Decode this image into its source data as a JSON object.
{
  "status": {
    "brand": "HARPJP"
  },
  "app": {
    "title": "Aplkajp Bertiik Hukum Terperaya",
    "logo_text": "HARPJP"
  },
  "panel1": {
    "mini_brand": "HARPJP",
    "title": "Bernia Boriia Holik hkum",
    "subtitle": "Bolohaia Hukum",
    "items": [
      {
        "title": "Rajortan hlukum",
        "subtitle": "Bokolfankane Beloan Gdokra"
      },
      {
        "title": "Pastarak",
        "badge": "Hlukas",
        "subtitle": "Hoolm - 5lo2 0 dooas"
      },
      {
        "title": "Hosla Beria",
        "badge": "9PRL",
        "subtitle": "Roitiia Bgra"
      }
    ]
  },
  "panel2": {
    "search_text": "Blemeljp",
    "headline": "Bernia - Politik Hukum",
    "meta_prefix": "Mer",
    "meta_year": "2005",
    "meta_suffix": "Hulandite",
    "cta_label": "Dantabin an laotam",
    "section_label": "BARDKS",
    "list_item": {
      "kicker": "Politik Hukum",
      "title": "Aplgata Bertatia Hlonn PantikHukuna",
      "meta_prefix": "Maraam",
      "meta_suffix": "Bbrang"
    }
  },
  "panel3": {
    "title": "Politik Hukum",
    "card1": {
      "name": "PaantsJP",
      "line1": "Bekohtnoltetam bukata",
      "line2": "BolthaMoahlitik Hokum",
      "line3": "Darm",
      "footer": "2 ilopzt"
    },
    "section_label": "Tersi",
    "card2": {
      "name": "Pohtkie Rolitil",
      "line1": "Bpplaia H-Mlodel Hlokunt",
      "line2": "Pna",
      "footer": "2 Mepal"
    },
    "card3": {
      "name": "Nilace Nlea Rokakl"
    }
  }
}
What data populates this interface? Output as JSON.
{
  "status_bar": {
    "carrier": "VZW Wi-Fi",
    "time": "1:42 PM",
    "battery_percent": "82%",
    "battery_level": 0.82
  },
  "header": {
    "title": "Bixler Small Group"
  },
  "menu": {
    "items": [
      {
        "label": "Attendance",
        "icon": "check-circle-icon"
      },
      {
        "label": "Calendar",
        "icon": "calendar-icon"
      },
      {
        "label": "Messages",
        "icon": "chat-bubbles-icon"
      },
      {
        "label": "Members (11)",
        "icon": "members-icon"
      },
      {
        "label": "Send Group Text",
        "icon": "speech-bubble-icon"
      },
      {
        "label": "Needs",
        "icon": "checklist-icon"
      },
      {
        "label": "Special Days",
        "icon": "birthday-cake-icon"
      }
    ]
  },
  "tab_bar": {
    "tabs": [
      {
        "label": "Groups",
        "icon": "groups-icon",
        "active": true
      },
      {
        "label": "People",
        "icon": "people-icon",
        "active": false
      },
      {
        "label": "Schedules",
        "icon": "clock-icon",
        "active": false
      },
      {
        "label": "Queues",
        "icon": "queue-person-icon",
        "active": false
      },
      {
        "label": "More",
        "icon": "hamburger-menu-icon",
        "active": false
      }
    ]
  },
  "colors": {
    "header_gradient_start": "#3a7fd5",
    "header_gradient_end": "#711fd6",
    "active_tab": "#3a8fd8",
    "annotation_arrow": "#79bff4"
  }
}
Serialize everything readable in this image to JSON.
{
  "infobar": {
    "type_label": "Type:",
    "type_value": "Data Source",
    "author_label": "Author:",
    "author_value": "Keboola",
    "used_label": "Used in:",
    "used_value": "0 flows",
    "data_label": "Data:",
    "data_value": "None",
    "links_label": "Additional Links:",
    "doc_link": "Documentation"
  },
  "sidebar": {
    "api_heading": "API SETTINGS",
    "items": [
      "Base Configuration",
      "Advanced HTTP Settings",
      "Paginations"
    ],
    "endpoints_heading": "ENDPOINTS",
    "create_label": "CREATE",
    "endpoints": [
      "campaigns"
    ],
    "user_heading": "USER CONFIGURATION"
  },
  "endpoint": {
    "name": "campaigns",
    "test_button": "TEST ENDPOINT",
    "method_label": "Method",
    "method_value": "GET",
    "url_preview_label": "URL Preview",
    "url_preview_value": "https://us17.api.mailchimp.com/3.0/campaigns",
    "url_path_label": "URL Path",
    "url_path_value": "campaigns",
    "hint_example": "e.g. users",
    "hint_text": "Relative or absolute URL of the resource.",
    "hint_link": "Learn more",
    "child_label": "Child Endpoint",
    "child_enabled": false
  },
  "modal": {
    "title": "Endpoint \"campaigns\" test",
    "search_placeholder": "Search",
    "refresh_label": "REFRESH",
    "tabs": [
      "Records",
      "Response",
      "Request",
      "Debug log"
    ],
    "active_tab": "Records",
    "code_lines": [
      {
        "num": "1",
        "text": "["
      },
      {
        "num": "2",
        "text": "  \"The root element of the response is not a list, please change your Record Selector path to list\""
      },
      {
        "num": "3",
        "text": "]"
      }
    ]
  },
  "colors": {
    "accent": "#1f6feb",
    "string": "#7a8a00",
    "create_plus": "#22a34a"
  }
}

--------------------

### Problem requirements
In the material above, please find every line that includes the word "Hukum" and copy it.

### Reply
    "title": "Aplkajp Bertiik Hukum Terperaya",
    "subtitle": "Bolohaia Hukum",
    "headline": "Bernia - Politik Hukum",
      "kicker": "Politik Hukum",
    "title": "Politik Hukum",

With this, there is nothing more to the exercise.